[Data records for software interfaces]

↓

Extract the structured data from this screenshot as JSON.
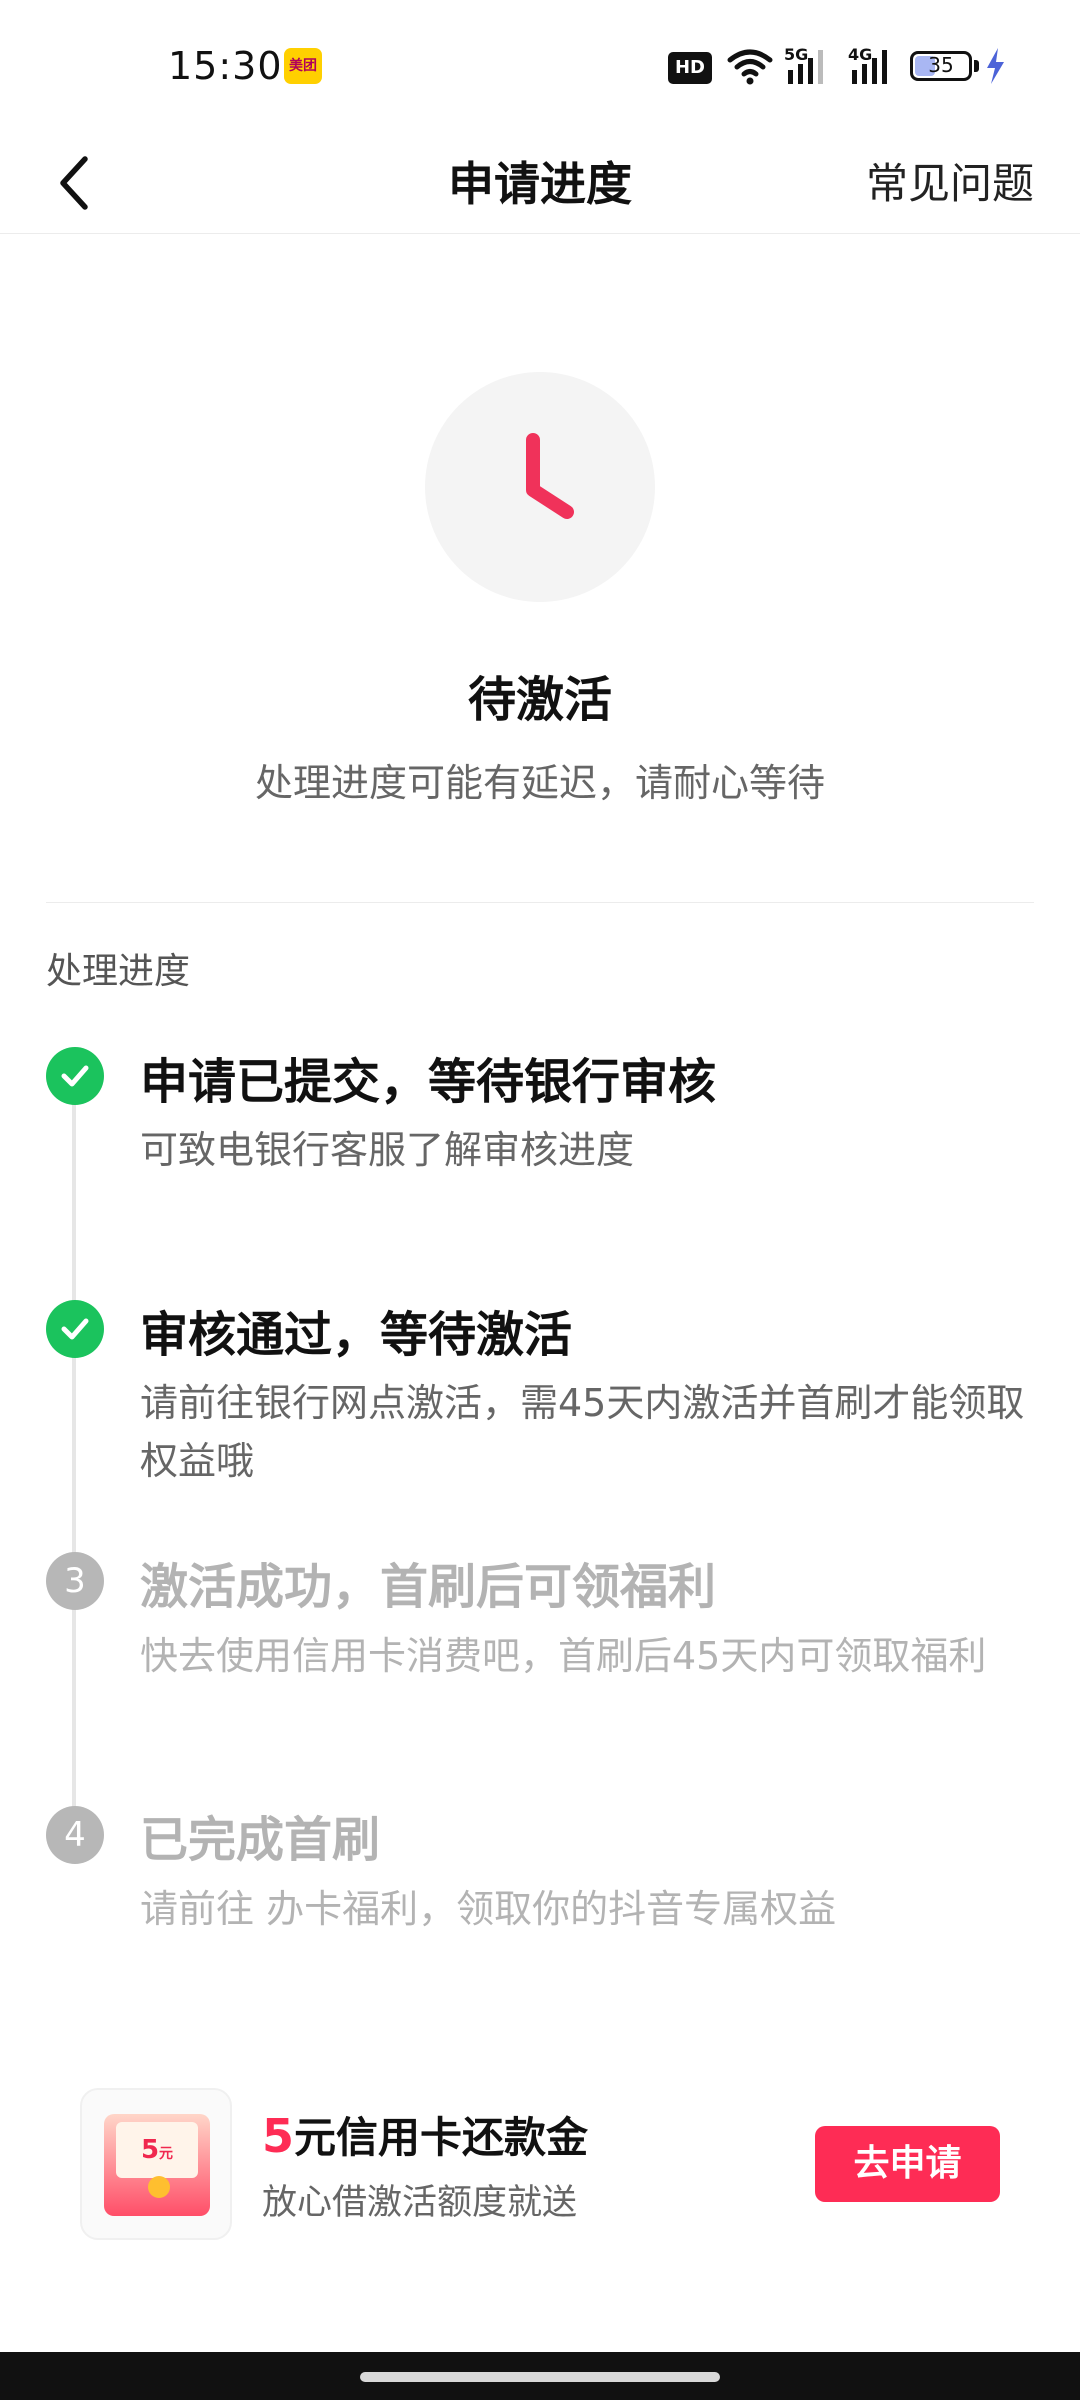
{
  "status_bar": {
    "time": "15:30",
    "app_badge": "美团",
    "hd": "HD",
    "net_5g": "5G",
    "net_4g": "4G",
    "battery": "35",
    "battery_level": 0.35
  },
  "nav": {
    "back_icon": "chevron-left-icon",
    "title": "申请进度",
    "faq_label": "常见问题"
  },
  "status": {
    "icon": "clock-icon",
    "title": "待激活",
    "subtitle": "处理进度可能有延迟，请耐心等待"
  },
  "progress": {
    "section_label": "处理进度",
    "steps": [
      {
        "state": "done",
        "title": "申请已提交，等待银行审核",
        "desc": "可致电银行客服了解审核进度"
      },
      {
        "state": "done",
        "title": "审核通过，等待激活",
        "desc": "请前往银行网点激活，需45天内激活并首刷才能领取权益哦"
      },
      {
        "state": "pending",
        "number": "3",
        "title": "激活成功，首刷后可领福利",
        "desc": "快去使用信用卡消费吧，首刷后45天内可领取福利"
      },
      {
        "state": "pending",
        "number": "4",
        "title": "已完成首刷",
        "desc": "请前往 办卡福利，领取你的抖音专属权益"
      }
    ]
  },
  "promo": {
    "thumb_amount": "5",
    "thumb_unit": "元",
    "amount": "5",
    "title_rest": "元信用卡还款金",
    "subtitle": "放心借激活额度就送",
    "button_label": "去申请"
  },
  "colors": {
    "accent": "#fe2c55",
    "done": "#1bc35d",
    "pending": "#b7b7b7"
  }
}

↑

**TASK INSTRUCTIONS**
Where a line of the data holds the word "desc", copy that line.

**RESULT FOR THIS EXERCISE**
        "desc": "可致电银行客服了解审核进度"
        "desc": "请前往银行网点激活，需45天内激活并首刷才能领取权益哦"
        "desc": "快去使用信用卡消费吧，首刷后45天内可领取福利"
        "desc": "请前往 办卡福利，领取你的抖音专属权益"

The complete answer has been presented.